Is there a problem in our school system that if taught at all, Canadians learn about unpopular issues like Japanese-Canadian internment, of failures at Dieppe, which was more a British leadership failure than any fault of Canadians.
Contributing to our failure to know our Second World War contributions to the Allied victory, we also failed to teach our history to subsequent generations. Canadians knew little of the six long years of Canadian contribution in the Battle of the Atlantic, or the 100,000 Canadians serving in Italy, or much about the fighting beyond D-Day. We wrote ourselves out of history through neglect and apathy, and, when we taught the war, it was often as a series of attacks on civil liberties or the clear-cut defeat at Dieppe in August 1942. Veterans and historically-minded Canadians watched this with utter disbelief as we reduced Canada’s war effort to a series of defeats or disgraceful actions.
Are things better?
The subtitle of the book traces the arc of memory over 75 years, and I argue we have done a better job over the last 25 years in engaging with our history. The turning point was in 1994 and 1995.  Thousands of veterans returned to Europe and were greeted by the French in 1994 and then the Dutch in 1995 as the liberators of old. Canadians woke up to these surprise celebrations of veterans, especially with the national networks and journalists finally covering these stories.  The Europeans had not forgotten that Canadians had delivered freedom in 1945; sadly, it took Canadian fifty years to remember this.

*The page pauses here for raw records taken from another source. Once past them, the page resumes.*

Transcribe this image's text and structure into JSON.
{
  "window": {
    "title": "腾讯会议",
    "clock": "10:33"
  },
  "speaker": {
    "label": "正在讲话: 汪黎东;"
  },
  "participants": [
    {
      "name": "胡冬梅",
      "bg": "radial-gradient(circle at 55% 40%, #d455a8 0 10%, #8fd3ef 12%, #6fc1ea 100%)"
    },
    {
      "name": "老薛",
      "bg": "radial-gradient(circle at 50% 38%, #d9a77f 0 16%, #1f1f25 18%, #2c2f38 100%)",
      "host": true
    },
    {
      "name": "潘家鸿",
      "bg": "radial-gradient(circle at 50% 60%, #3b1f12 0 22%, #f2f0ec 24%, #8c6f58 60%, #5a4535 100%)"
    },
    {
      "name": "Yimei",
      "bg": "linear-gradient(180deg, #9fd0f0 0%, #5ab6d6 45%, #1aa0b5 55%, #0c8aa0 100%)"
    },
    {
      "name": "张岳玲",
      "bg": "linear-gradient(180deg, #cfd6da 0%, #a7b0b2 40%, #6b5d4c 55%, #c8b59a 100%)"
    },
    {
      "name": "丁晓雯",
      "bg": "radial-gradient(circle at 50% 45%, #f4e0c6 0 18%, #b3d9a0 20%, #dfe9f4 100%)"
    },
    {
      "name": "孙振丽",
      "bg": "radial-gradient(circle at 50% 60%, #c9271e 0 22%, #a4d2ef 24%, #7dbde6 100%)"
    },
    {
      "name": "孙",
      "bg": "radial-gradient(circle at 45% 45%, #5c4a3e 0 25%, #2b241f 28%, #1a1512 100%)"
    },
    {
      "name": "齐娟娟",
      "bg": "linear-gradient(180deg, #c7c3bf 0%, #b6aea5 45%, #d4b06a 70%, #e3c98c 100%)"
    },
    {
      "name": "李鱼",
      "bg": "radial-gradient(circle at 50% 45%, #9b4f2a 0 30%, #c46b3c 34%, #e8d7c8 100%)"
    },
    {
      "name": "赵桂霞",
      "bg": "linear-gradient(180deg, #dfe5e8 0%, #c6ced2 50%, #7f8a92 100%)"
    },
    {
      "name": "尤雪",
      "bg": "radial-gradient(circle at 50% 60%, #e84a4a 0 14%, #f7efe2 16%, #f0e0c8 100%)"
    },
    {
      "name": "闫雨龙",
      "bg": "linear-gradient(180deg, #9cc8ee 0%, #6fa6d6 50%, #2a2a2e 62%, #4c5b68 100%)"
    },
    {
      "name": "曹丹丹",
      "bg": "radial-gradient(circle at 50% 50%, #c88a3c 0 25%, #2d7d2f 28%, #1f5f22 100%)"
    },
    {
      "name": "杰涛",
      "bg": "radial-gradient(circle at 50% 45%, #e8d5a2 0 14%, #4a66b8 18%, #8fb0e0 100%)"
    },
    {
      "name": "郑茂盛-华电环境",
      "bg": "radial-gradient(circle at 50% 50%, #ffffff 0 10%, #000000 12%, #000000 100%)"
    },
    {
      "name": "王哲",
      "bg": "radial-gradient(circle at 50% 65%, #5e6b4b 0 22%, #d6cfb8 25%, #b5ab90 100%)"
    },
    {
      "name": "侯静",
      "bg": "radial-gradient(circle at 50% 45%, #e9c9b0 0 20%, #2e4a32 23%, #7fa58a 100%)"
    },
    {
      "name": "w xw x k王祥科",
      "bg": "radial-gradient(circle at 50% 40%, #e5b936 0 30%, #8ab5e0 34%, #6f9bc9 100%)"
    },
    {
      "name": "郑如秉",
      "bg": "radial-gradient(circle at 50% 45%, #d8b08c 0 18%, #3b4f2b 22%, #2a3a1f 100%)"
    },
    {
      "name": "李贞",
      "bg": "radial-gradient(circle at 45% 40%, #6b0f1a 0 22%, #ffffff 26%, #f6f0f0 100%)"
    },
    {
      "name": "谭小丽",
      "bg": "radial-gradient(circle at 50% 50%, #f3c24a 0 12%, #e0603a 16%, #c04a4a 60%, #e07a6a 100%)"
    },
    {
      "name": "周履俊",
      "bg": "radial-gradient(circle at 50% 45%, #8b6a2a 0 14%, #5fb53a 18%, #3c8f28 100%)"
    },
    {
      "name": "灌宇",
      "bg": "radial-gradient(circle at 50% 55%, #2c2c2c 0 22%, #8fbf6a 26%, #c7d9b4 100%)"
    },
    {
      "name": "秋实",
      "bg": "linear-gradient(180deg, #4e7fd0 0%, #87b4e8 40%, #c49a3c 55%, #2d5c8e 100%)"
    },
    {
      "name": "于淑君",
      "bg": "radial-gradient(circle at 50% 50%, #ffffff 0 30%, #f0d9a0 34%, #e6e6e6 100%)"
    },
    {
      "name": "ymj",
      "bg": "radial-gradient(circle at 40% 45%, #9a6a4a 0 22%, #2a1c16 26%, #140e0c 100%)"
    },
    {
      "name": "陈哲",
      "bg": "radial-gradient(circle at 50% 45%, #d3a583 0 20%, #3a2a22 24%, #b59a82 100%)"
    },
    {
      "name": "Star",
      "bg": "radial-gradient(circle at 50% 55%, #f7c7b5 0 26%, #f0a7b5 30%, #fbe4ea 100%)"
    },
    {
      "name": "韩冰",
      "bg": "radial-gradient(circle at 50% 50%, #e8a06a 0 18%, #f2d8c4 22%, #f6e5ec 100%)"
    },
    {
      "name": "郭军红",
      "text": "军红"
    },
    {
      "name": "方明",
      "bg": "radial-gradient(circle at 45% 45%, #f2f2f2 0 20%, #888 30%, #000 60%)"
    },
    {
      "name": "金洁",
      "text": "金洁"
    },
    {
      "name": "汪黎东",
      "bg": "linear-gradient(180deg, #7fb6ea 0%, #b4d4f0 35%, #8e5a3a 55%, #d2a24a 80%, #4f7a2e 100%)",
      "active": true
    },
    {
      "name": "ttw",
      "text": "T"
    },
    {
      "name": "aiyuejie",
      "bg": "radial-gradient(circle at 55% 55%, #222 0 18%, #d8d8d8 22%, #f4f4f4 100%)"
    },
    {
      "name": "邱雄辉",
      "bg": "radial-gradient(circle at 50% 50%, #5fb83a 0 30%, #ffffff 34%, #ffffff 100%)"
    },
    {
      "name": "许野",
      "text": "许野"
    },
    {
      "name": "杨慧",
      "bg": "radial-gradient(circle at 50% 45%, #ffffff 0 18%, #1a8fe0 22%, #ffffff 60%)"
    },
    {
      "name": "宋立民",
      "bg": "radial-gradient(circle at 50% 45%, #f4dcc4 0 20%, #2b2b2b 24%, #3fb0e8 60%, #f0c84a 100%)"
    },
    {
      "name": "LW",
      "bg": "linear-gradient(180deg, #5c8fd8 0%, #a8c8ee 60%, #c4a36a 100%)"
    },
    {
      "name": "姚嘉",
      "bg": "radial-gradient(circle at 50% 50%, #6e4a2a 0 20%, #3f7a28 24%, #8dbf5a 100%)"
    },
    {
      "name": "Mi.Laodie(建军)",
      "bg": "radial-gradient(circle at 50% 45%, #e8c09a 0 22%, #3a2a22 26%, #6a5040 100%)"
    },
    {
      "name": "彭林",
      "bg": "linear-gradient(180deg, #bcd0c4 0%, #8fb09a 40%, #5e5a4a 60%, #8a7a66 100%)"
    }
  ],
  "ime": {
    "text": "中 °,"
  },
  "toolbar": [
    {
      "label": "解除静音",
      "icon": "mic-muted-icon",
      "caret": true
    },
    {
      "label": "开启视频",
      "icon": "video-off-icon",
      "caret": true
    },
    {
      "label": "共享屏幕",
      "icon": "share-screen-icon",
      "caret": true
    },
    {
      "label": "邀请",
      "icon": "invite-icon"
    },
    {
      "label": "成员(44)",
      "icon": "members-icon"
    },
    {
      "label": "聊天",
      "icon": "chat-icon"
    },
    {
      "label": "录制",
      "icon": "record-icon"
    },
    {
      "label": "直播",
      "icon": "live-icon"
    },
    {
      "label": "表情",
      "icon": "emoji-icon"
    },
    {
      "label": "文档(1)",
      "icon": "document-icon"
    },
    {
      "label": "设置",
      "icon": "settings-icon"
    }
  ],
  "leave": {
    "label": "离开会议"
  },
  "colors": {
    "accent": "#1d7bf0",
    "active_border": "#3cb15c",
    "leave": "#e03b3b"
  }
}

From that point forward, we can see more Canadians coming together on Remembrance Day to bear witness to the past.  We have better history books, new media productions, and we’ve recorded veterans’ memories in oral history projects.  But the fight for history – in telling our story and in the fight against apathy – is never over, and but it is a necessary fight that Canadians must engage in generation after generation.
You’ve written several books on Canadian military history,  what do you hope this book will accomplish?
With The Fight for History, I hope that Canadians will have a better sense of their own history, and especially the epic contributions of Canadians during the war against Nazi Germany and other fascists.  The book also reminds us that our history is fragile and liable to be left in the past, forgotten and forsaken, unless we work at it.  We need champions to tell our stories, both the sad and terrifying, and the brave and glorious.  It is our history – complex, messy, and contested – and if we don’t tell these stories, no one else will.